Task goal ▸
Below are records; state how many of their lines hold the word "content", and give only the figure.

Entries from a dataset of interfaces ▸
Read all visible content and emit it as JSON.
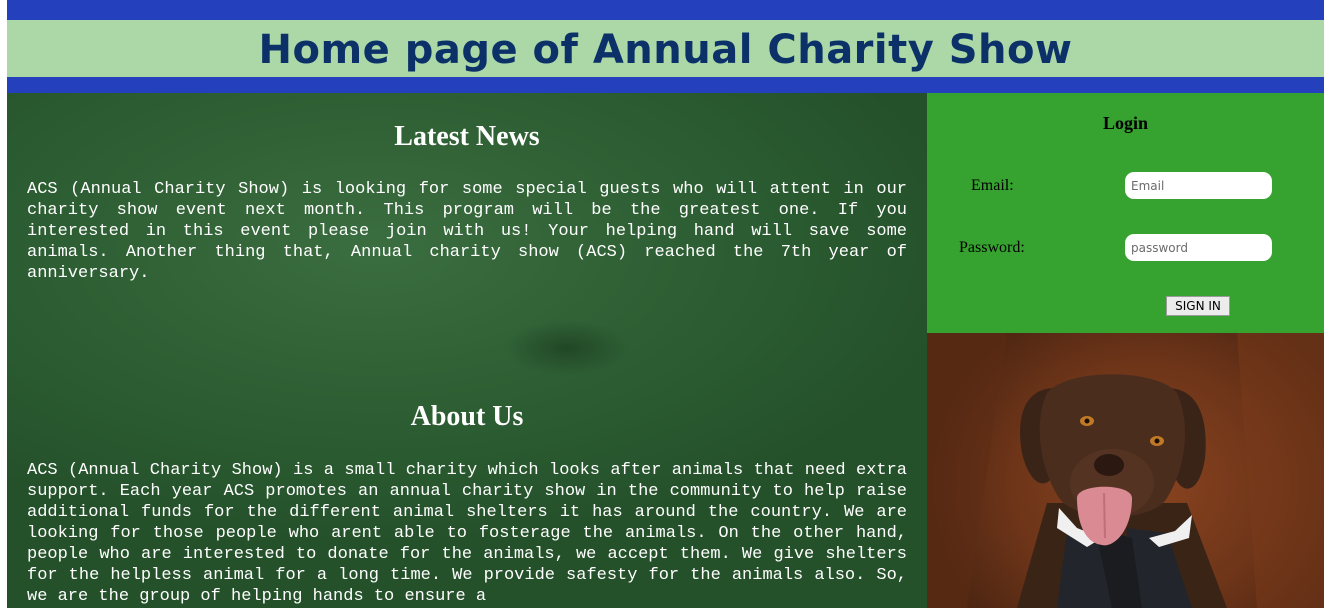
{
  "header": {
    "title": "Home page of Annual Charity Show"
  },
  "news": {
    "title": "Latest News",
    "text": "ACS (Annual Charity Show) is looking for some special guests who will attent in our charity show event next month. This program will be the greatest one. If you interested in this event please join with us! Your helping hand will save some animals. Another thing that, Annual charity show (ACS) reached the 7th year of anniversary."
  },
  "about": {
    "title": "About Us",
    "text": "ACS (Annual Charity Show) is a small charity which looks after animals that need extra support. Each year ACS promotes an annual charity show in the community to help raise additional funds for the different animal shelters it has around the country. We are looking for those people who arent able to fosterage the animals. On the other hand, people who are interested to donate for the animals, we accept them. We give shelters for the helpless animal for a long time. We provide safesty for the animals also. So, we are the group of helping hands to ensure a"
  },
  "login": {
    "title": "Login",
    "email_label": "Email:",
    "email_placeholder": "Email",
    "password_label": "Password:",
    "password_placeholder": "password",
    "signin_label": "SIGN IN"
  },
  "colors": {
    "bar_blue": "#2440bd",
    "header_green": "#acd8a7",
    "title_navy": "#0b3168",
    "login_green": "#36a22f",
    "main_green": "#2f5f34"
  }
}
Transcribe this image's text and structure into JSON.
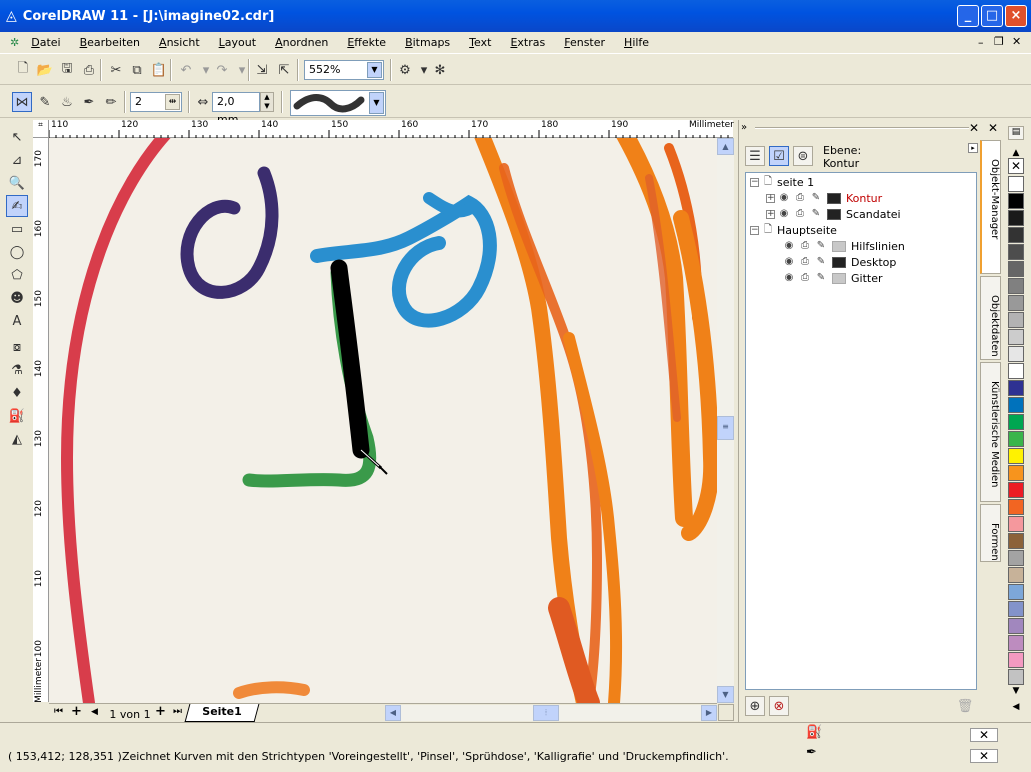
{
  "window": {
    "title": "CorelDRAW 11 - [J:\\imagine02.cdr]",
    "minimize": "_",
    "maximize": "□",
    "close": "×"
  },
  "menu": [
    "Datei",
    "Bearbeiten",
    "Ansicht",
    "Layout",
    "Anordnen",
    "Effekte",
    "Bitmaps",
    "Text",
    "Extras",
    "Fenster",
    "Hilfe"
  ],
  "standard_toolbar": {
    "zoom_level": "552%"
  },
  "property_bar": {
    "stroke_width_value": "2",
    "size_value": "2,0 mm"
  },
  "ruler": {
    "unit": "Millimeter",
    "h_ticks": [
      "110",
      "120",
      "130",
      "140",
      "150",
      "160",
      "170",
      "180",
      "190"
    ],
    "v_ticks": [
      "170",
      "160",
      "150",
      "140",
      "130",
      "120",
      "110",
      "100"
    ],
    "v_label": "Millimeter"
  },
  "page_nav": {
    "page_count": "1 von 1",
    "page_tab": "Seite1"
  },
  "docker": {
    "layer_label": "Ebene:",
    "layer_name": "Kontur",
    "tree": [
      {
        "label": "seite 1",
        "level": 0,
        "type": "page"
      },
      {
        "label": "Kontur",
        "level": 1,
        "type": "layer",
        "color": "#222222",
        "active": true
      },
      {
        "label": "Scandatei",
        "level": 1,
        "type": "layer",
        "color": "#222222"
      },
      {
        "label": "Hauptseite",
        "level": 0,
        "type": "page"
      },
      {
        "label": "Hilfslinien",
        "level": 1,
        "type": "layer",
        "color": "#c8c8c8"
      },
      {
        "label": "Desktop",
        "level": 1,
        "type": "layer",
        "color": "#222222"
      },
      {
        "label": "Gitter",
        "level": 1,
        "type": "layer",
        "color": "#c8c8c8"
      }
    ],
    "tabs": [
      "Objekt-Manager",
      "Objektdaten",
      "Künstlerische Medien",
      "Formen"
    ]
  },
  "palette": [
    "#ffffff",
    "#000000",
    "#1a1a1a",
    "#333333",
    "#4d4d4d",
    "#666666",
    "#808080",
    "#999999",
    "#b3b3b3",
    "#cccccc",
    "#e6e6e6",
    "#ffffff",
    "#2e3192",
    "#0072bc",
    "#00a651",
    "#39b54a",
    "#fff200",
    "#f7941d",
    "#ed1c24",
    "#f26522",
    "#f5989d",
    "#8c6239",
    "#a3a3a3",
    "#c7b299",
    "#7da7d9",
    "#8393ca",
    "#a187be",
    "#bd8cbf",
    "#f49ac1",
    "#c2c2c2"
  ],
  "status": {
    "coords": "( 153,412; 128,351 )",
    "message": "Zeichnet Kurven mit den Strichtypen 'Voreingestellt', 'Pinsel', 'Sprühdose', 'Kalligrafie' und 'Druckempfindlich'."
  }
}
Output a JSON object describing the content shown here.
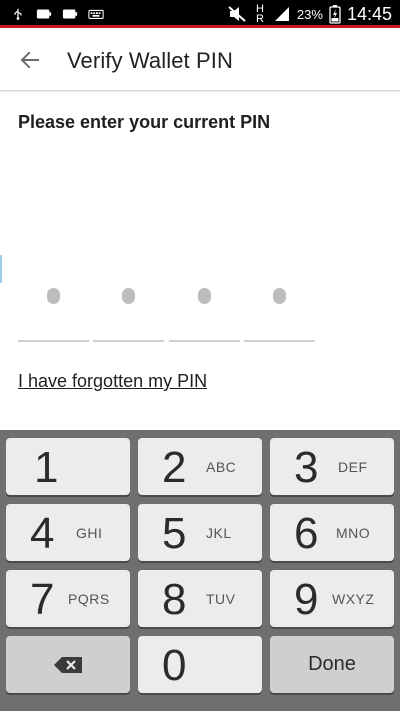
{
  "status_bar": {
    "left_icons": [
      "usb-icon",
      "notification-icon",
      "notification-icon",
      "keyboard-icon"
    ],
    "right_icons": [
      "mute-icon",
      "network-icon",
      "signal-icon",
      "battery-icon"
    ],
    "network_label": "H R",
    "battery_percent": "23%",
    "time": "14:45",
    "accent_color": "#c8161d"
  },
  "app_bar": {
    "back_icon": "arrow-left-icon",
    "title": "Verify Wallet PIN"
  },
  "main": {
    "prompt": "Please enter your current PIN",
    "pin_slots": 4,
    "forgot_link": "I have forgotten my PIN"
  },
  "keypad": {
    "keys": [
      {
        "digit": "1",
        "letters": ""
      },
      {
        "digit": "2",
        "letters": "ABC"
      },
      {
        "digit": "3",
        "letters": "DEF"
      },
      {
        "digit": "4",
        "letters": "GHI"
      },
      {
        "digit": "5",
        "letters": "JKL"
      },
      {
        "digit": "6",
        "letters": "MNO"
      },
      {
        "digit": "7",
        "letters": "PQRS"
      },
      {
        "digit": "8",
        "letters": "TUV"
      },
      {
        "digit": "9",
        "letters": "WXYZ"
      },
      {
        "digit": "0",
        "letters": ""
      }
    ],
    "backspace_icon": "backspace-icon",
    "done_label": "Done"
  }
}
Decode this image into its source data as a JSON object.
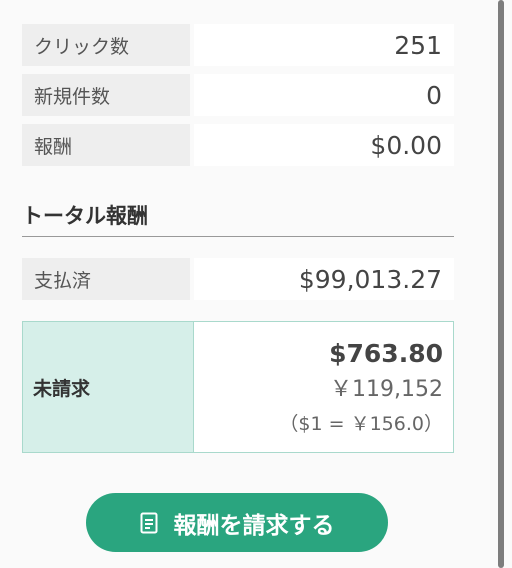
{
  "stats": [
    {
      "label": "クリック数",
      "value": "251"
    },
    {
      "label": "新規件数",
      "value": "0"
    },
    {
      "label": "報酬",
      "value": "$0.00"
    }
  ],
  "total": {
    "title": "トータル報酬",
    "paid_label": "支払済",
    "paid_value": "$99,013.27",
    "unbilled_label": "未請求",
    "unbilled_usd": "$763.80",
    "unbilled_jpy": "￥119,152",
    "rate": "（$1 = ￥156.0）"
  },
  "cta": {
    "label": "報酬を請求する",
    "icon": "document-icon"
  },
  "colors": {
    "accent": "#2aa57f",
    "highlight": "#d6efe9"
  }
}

Answer space ▸
2